“Life in a Bombay Slum” – is a claustrophobic collection of dwellings packed tightly along narrow lanes. You see clotheslines sagging under the weight of clothing, billboards advertising all manner of things, pots and pans, pails lined up, while the imposing dome of a building takes precedence in the background. What is missing is the presence of people. But as you take in the little details of the collage, you can hear them.The din of the slum, with a background of the larger cacophony of the city itself. Above it all flutter a couple of butterflies. A counterpoint to the busy, bustle of the scene. A moment captured in time.

“My Village View from Fort wall” – shows the artist perched on rocky wall in the foreground looking out at his village spread out below him. His back is to the viewer, his shirt covered in labels – stickers from around the world. This work is his homage to ‘coming home’ from his travels. In the helter skelter arrangement of the homes and buildings of the village you can experience his sense of belonging. A large tree dominates the upper quadrant its leaves made up of torn bits of paper blowing around the scene. Maybe they contain the stories of the people who inhabit the village. This piece has a jewel tone palette of reds, ochres, bright yellows and blues.  And in its geometric arrangement, it brings to mind the fascinating work of Gustav Klimt.

Since his first exhibit at the Jehangir Art Gallery, Mumbai, Adishwar has shown his work at many prestigious addresses, Lalit Kala Academy (New Delhi), Birla Academy (Kolkata), Punjab Art Council (Chandigarh) to name a few. In September 2018, his work was displayed as part of a show organized by the International Art Centre, Canada. His work is part of the International Society of Assemblage & Collage Artists.

His most recent show was titled Paper in Space” and shown at the Jehangir Art Gallery, Mumbai, in October 2018. His dream has come full circle. Ask him what message he would like to give through his art, and he says, “Everyone should do some art of his/her choice. Artists can spread happiness!”  

Adishwar’s collages seek to reaffirm his passion for self expression, celebrating life one little bit of paper at a time.

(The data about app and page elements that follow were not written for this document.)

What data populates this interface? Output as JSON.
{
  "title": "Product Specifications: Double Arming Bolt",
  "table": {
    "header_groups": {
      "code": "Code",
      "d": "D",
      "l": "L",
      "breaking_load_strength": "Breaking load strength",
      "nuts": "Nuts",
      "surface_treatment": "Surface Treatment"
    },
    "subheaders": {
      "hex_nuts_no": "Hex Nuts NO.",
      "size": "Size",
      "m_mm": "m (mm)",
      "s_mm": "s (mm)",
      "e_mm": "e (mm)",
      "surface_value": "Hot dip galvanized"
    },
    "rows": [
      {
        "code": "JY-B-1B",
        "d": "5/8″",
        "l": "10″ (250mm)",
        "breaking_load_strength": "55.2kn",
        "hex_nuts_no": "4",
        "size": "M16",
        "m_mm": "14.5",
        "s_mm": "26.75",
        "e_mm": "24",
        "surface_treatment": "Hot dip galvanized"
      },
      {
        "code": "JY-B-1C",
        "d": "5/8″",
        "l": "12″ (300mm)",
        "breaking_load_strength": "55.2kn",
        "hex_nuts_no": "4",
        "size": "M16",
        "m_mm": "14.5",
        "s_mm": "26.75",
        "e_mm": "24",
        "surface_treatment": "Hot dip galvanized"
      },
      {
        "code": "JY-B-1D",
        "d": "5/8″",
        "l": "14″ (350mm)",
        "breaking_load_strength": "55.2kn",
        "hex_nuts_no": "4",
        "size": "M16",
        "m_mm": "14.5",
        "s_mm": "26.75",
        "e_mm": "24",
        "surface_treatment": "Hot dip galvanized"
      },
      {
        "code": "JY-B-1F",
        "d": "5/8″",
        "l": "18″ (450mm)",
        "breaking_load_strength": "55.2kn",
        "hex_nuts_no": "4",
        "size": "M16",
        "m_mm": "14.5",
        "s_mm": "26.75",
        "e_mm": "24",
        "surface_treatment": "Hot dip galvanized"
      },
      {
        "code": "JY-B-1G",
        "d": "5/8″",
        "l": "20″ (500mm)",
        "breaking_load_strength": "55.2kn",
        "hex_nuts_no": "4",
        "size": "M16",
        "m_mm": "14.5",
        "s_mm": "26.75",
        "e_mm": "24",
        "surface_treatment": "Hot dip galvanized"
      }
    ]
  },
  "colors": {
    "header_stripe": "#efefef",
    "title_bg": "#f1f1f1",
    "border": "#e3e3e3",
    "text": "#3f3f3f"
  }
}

Pavani Kaushik is a visual artist who loves a great book almost as much as planning her next painting. She received a BFA from the Academy of Art University, San Francisco. Her new avatar requires creative juggling with the pen and the brush.